My mom used to drag me on hikes, but now I accompany her voluntarily. I’m still not a hiking fanatic, necessarily, but I appreciate a little fresh air now and again. Mom (Hiker Betty) and I go at our own pace - mine a bit faster than hers - but even at 71, she’s got a lot more endurance than me. It’s probably just the fact that she knows what she’s talking about. “We’re going on a 5-mile hike today” means nothing to me. Should I pack a tent, I wonder, or just a granola bar?
If you know the path you’re treading, you’re less likely to be surprised by the outcome, but even my mother, author of the “Tucson Hiking Guide” was caught off guard by a 14-mile hike which turned out to last into the night instead of taking half a day. Just goes to show you never know what you might be getting into when you embark on a journey.
As we were hiking one of these trails last week, I paid special attention to the plant life around me, which seemed to be particularly diverse. Still, there’s nothing quite like a Saguaro cactus (Carnegiea gigantea). Maybe it’s because I’m a native of Tucson, Arizona, in the Sonoran Desert -- the only place on Earth where these magnificent cacti grow. And maybe it’s because I’m an egotistical opera singer on a hike in the desert that made it possible for me to make an analogy between my own career path and the maturation of a succulent.
|A grown Saguaro hugged by its "nurse" tree|
The saguaros line the hiking trails in various stages of development and decay. The younger specimens thrive in the shade of a mesquite or Palo Verde tree, so-called “nurse” trees. The cactus then grows older, taller and stronger, stealing resources away from the nurse tree, thereby killing it. Others cohabit peacefully alongside their caretakers, and then grow old and just die. I was surprised at the grief I felt when I saw one of these magnificent plants lying dead on the ground.
|Its time had come|
People are more complicated. We see other people thriving who may be younger or less worthy in our minds, and we get jealous. We see equals surpassing, and we try to destroy. It is impossible to determine how tall or strong we will become, or even if we will be lucky enough to grow old - the cactus don’t seem to worry about this.
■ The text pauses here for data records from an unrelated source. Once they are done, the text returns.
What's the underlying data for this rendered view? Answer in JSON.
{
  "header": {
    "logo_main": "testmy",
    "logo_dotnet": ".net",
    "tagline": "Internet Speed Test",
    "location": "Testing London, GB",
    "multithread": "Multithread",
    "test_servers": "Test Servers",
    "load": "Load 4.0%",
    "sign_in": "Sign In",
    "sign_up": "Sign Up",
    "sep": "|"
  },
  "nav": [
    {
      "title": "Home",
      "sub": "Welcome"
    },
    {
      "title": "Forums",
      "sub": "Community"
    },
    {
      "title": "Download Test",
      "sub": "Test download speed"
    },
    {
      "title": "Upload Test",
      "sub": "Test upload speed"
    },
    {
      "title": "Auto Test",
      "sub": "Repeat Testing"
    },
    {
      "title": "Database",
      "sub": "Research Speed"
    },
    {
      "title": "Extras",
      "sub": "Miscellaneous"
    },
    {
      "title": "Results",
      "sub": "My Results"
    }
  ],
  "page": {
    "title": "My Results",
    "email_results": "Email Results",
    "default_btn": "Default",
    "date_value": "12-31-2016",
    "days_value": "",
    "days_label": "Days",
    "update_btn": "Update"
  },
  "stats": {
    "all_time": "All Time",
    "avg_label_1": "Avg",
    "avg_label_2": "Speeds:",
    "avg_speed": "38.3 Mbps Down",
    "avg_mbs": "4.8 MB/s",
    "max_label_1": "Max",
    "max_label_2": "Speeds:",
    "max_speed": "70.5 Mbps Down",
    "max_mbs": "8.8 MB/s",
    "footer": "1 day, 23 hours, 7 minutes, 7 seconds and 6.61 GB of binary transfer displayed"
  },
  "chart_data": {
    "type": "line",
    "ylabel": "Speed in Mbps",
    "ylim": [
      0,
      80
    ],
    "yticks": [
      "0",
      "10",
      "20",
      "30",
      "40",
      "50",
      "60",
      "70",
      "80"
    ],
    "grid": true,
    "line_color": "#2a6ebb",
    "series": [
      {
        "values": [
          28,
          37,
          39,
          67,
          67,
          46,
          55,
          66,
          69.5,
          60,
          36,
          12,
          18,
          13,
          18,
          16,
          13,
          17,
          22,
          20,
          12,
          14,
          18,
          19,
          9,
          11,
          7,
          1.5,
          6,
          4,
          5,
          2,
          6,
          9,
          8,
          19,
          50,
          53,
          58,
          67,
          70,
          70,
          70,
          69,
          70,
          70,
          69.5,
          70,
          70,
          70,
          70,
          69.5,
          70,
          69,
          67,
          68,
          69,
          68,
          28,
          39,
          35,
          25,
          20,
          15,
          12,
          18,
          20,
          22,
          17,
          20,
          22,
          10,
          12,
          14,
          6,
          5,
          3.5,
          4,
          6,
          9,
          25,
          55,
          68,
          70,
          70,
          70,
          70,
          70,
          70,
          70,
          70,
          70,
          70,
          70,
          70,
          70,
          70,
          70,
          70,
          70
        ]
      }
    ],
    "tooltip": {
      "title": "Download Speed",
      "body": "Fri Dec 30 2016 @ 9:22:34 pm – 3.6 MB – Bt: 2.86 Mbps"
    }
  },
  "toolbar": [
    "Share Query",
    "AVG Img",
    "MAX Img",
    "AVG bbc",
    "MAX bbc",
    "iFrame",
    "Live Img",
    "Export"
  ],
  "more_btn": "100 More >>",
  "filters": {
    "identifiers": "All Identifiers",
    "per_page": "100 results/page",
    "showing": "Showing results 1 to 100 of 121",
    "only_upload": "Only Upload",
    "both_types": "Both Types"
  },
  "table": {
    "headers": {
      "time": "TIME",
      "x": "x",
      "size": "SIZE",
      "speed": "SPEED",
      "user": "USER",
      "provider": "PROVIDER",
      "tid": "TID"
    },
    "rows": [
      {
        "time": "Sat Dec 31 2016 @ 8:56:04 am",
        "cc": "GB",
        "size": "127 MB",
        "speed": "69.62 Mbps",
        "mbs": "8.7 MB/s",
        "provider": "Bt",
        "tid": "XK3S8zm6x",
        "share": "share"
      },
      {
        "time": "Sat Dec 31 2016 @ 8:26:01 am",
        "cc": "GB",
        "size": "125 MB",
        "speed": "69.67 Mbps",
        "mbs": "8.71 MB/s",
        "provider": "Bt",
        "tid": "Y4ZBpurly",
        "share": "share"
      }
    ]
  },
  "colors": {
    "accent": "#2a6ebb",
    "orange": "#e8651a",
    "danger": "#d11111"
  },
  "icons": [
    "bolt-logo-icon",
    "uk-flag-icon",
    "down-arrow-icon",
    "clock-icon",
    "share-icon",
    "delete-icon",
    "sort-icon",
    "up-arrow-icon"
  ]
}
Saguaros have no qualms about living amongst chollas, barrel cactus, ocotillos or prickly pears. They are abundant in their natural habitat and scarce if not non-existent elsewhere - just the way nature intended.